Q. I'm a baby-sitting grandparent I think I'm getting more colds because of it. Am I right or is this my imagination?
The National Institute of Allergy and Infectious Diseases reports that schoolchildren get as many as 12 colds a year. Put those kids near their grandparents and it doesn't take a scientist to know that those colds are going to spread.
My personal physician also a grandfather says that one of the problems is that these walking petri dishes come home from school with new germs for which older people haven't developed antibodies.
Any grandparent will tell you that being around their little treasures has made them sick. My seven grandchildren are generous with all the viruses they get from their school chums.
What are you supposed to do when one of the darlings comes up to you with a runny nose and asks for a hug?

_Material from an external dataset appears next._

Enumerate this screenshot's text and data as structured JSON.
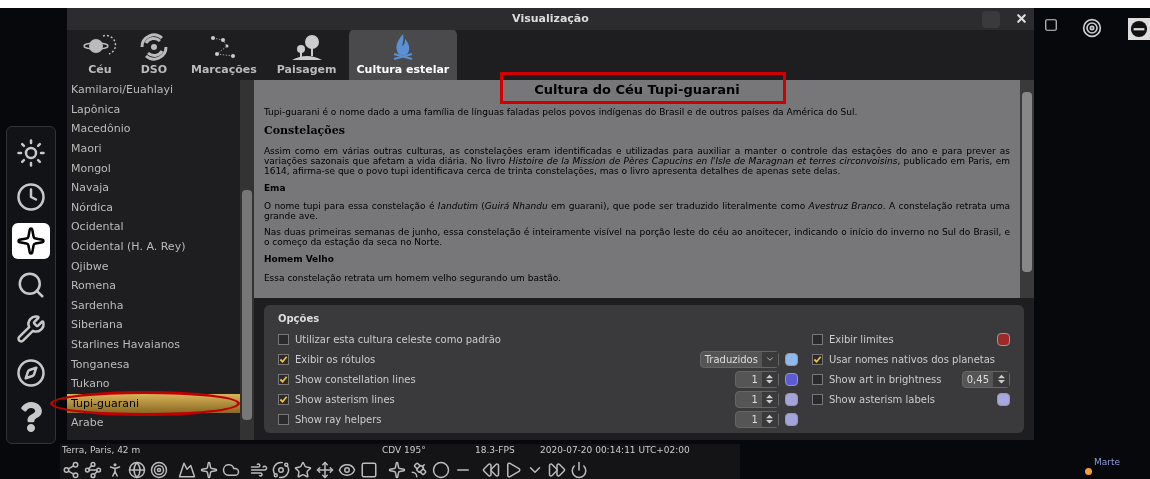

Well, if you understand the hazards, perhaps you can formulate a plan that works for you around the miraculous children of your children.

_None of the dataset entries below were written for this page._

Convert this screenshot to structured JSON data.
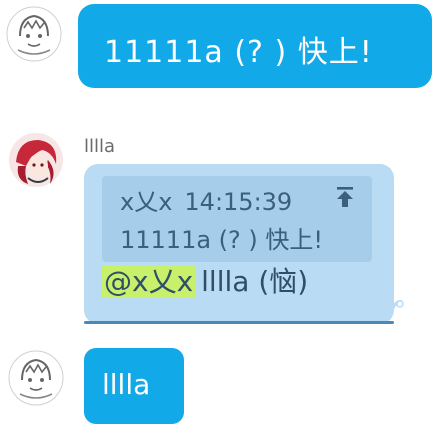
{
  "messages": [
    {
      "text": "11111a (? ) 快上!"
    },
    {
      "sender_name": "lllla",
      "quote": {
        "author": "x乂x",
        "time": "14:15:39",
        "text": "11111a (? ) 快上!",
        "jump_icon": "arrow-to-top-icon"
      },
      "mention": "@x乂x",
      "body": "lllla (恼)"
    },
    {
      "text": "lllla"
    }
  ],
  "colors": {
    "self_bubble": "#12a9e8",
    "reply_bubble": "#b9dbf4",
    "quote_bg": "#a6cdea",
    "mention_highlight": "#c9f06b"
  },
  "icons": {
    "self_avatar": "sketch-character-avatar",
    "other_avatar": "red-hair-anime-avatar"
  }
}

Obviously the best course of action is to stay away from grandchildren when they have colds, but any grandparent knows that's next to impossible.
There are two ways you can catch a cold:

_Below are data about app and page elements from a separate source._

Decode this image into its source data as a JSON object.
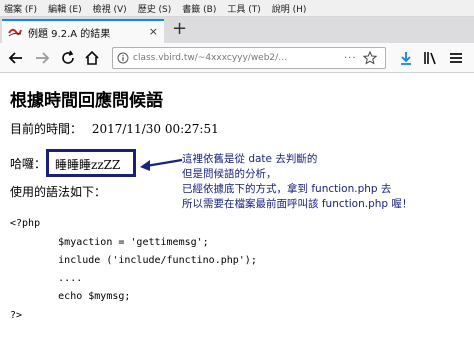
{
  "menu": [
    "檔案 (F)",
    "編輯 (E)",
    "檢視 (V)",
    "歷史 (S)",
    "書籤 (B)",
    "工具 (T)",
    "說明 (H)"
  ],
  "tab": {
    "title": "例題 9.2.A 的結果",
    "close": "×"
  },
  "new_tab": "+",
  "url": {
    "text": "class.vbird.tw/~4xxxcyyy/web2/…",
    "more": "···"
  },
  "page": {
    "title": "根據時間回應問候語",
    "time_label": "目前的時間：",
    "time_value": "2017/11/30 00:27:51",
    "greet_label": "哈囉：",
    "greet_value": "睡睡睡zzZZ",
    "syntax_label": "使用的語法如下："
  },
  "code": [
    "<?php",
    "        $myaction = 'gettimemsg';",
    "        include ('include/functino.php');",
    "        ....",
    "        echo $mymsg;",
    "?>"
  ],
  "annotation": [
    "這裡依舊是從 date 去判斷的",
    "但是問候語的分析，",
    "已經依據底下的方式，拿到 function.php 去",
    "所以需要在檔案最前面呼叫該 function.php 喔！"
  ],
  "colors": {
    "annotation": "#1a237e",
    "box": "#1a1f7a",
    "accent": "#0a84ff"
  }
}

1. Inhaling drops of mucus full of cold germs from the air.
2. Touching a surface that has cold germs and then touching your eyes, nose or mouth.
So, avoid close facial contact with your ailing grandchildren. Use some restraint. If the child needs comf